* [WHAT IS REQUIRED] In the answer, each line must appear exactly as in the records, and no picture may appear.

**** PROVIDED RECORDS ****

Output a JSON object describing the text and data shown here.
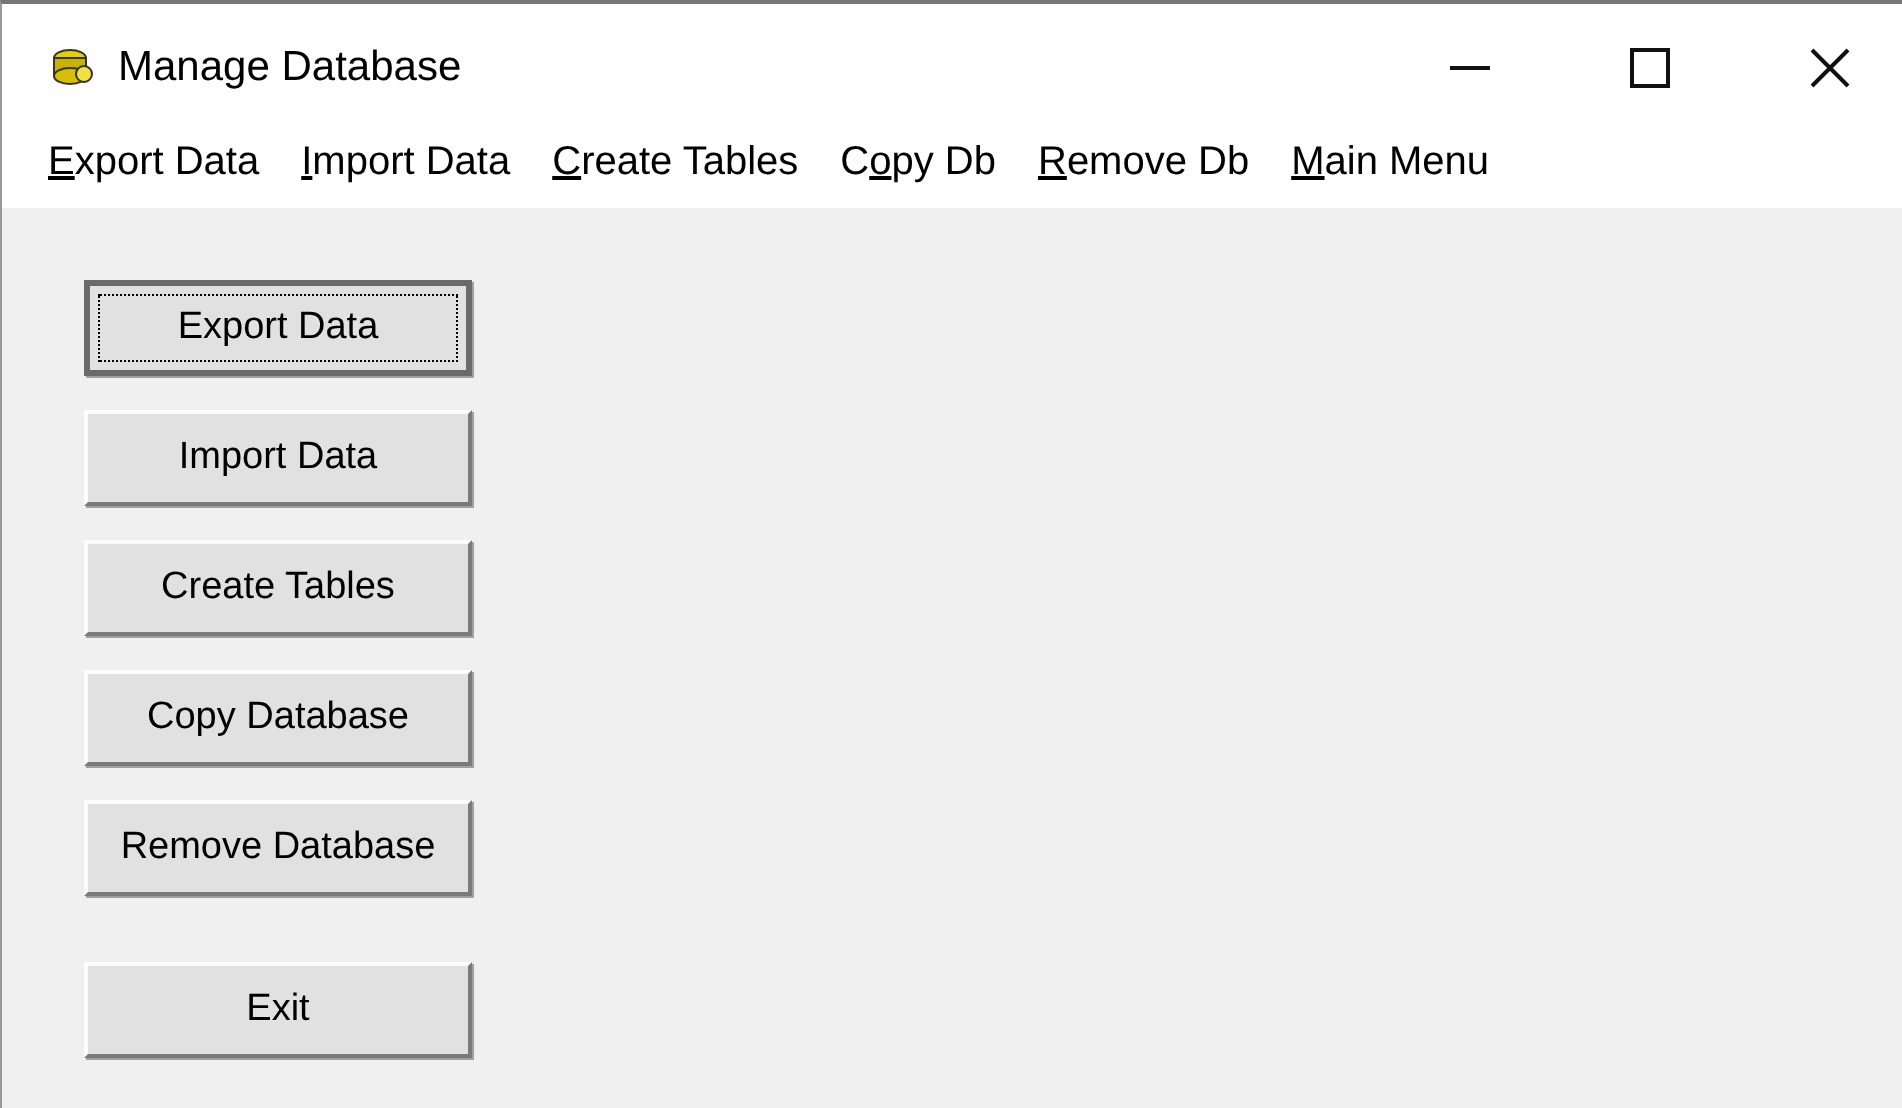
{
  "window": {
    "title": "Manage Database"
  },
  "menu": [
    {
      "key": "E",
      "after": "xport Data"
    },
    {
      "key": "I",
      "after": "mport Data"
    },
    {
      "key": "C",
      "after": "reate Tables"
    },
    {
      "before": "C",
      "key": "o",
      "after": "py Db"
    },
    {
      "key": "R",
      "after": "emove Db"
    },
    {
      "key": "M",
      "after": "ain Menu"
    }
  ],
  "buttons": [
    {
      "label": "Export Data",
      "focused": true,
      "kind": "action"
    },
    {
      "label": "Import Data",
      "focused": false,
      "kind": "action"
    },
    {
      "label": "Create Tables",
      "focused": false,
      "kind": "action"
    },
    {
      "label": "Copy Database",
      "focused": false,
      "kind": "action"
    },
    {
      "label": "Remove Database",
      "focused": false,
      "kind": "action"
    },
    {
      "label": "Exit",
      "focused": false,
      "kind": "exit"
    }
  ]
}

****

* [EXERCISE ANSWER]
Output a JSON object describing the text and data shown here.
{
  "window": {
    "title": "Manage Database"
  },
  "menu": [
    {
      "key": "E",
      "after": "xport Data"
    },
    {
      "key": "I",
      "after": "mport Data"
    },
    {
      "key": "C",
      "after": "reate Tables"
    },
    {
      "before": "C",
      "key": "o",
      "after": "py Db"
    },
    {
      "key": "R",
      "after": "emove Db"
    },
    {
      "key": "M",
      "after": "ain Menu"
    }
  ],
  "buttons": [
    {
      "label": "Export Data",
      "focused": true,
      "kind": "action"
    },
    {
      "label": "Import Data",
      "focused": false,
      "kind": "action"
    },
    {
      "label": "Create Tables",
      "focused": false,
      "kind": "action"
    },
    {
      "label": "Copy Database",
      "focused": false,
      "kind": "action"
    },
    {
      "label": "Remove Database",
      "focused": false,
      "kind": "action"
    },
    {
      "label": "Exit",
      "focused": false,
      "kind": "exit"
    }
  ]
}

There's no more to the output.